*** INFORMATION PROVIDED Section Begins ***

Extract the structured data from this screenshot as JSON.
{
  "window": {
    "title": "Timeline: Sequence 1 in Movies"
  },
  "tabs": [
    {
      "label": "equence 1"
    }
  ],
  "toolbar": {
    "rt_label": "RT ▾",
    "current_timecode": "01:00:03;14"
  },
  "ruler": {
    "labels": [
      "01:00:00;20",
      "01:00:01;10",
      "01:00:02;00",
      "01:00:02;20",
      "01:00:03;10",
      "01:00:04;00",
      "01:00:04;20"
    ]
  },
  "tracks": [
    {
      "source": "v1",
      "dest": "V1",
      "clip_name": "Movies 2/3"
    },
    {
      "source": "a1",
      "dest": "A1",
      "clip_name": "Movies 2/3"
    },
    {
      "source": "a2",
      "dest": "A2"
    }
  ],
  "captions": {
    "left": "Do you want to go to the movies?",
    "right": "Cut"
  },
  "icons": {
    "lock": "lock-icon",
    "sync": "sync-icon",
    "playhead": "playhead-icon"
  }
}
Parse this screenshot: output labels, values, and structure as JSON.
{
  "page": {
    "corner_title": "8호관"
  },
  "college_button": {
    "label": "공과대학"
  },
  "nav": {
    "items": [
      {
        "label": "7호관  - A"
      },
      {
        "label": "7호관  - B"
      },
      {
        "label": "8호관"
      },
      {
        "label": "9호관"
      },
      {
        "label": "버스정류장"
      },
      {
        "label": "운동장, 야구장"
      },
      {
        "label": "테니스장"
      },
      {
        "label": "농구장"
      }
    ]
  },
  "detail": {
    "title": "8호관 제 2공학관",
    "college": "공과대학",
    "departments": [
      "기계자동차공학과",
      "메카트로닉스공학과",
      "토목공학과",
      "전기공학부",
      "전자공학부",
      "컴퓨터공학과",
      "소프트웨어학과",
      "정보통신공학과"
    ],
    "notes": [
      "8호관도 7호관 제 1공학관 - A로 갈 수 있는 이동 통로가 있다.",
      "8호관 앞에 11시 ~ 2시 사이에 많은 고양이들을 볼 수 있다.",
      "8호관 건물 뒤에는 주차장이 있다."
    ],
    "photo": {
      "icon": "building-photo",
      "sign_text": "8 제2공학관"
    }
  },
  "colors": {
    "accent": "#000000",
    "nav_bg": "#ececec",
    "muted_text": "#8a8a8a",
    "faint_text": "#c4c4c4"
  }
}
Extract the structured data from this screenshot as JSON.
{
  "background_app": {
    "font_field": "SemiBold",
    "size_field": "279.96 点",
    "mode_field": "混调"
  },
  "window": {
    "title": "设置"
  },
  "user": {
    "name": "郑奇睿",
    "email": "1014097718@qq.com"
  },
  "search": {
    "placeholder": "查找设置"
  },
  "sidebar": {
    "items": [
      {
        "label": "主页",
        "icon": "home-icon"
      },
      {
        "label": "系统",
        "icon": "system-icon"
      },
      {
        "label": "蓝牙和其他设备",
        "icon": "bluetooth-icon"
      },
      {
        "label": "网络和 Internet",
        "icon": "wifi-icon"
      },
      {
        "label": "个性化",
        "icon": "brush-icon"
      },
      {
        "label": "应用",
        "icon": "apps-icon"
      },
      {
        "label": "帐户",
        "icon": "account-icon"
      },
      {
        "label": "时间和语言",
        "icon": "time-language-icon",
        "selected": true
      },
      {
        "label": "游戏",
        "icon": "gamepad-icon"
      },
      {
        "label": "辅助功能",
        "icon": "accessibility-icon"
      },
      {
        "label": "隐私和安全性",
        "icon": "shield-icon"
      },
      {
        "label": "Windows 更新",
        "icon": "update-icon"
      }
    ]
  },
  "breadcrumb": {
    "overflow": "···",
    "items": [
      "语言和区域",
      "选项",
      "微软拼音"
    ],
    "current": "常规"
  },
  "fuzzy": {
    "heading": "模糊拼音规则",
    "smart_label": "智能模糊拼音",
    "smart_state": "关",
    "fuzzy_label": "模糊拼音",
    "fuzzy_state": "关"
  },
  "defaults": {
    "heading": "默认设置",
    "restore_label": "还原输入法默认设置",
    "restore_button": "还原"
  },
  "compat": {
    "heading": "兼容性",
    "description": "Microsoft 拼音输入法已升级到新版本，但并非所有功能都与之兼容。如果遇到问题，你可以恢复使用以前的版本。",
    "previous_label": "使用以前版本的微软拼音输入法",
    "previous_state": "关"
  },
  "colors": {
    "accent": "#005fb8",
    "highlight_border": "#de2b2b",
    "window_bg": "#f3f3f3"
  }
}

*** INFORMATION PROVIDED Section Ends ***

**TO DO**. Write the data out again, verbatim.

**RESULT FOR THIS TASK**.
Extract the structured data from this screenshot as JSON.
{
  "window": {
    "title": "Timeline: Sequence 1 in Movies"
  },
  "tabs": [
    {
      "label": "equence 1"
    }
  ],
  "toolbar": {
    "rt_label": "RT ▾",
    "current_timecode": "01:00:03;14"
  },
  "ruler": {
    "labels": [
      "01:00:00;20",
      "01:00:01;10",
      "01:00:02;00",
      "01:00:02;20",
      "01:00:03;10",
      "01:00:04;00",
      "01:00:04;20"
    ]
  },
  "tracks": [
    {
      "source": "v1",
      "dest": "V1",
      "clip_name": "Movies 2/3"
    },
    {
      "source": "a1",
      "dest": "A1",
      "clip_name": "Movies 2/3"
    },
    {
      "source": "a2",
      "dest": "A2"
    }
  ],
  "captions": {
    "left": "Do you want to go to the movies?",
    "right": "Cut"
  },
  "icons": {
    "lock": "lock-icon",
    "sync": "sync-icon",
    "playhead": "playhead-icon"
  }
}
Parse this screenshot: output labels, values, and structure as JSON.
{
  "page": {
    "corner_title": "8호관"
  },
  "college_button": {
    "label": "공과대학"
  },
  "nav": {
    "items": [
      {
        "label": "7호관  - A"
      },
      {
        "label": "7호관  - B"
      },
      {
        "label": "8호관"
      },
      {
        "label": "9호관"
      },
      {
        "label": "버스정류장"
      },
      {
        "label": "운동장, 야구장"
      },
      {
        "label": "테니스장"
      },
      {
        "label": "농구장"
      }
    ]
  },
  "detail": {
    "title": "8호관 제 2공학관",
    "college": "공과대학",
    "departments": [
      "기계자동차공학과",
      "메카트로닉스공학과",
      "토목공학과",
      "전기공학부",
      "전자공학부",
      "컴퓨터공학과",
      "소프트웨어학과",
      "정보통신공학과"
    ],
    "notes": [
      "8호관도 7호관 제 1공학관 - A로 갈 수 있는 이동 통로가 있다.",
      "8호관 앞에 11시 ~ 2시 사이에 많은 고양이들을 볼 수 있다.",
      "8호관 건물 뒤에는 주차장이 있다."
    ],
    "photo": {
      "icon": "building-photo",
      "sign_text": "8 제2공학관"
    }
  },
  "colors": {
    "accent": "#000000",
    "nav_bg": "#ececec",
    "muted_text": "#8a8a8a",
    "faint_text": "#c4c4c4"
  }
}
Extract the structured data from this screenshot as JSON.
{
  "background_app": {
    "font_field": "SemiBold",
    "size_field": "279.96 点",
    "mode_field": "混调"
  },
  "window": {
    "title": "设置"
  },
  "user": {
    "name": "郑奇睿",
    "email": "1014097718@qq.com"
  },
  "search": {
    "placeholder": "查找设置"
  },
  "sidebar": {
    "items": [
      {
        "label": "主页",
        "icon": "home-icon"
      },
      {
        "label": "系统",
        "icon": "system-icon"
      },
      {
        "label": "蓝牙和其他设备",
        "icon": "bluetooth-icon"
      },
      {
        "label": "网络和 Internet",
        "icon": "wifi-icon"
      },
      {
        "label": "个性化",
        "icon": "brush-icon"
      },
      {
        "label": "应用",
        "icon": "apps-icon"
      },
      {
        "label": "帐户",
        "icon": "account-icon"
      },
      {
        "label": "时间和语言",
        "icon": "time-language-icon",
        "selected": true
      },
      {
        "label": "游戏",
        "icon": "gamepad-icon"
      },
      {
        "label": "辅助功能",
        "icon": "accessibility-icon"
      },
      {
        "label": "隐私和安全性",
        "icon": "shield-icon"
      },
      {
        "label": "Windows 更新",
        "icon": "update-icon"
      }
    ]
  },
  "breadcrumb": {
    "overflow": "···",
    "items": [
      "语言和区域",
      "选项",
      "微软拼音"
    ],
    "current": "常规"
  },
  "fuzzy": {
    "heading": "模糊拼音规则",
    "smart_label": "智能模糊拼音",
    "smart_state": "关",
    "fuzzy_label": "模糊拼音",
    "fuzzy_state": "关"
  },
  "defaults": {
    "heading": "默认设置",
    "restore_label": "还原输入法默认设置",
    "restore_button": "还原"
  },
  "compat": {
    "heading": "兼容性",
    "description": "Microsoft 拼音输入法已升级到新版本，但并非所有功能都与之兼容。如果遇到问题，你可以恢复使用以前的版本。",
    "previous_label": "使用以前版本的微软拼音输入法",
    "previous_state": "关"
  },
  "colors": {
    "accent": "#005fb8",
    "highlight_border": "#de2b2b",
    "window_bg": "#f3f3f3"
  }
}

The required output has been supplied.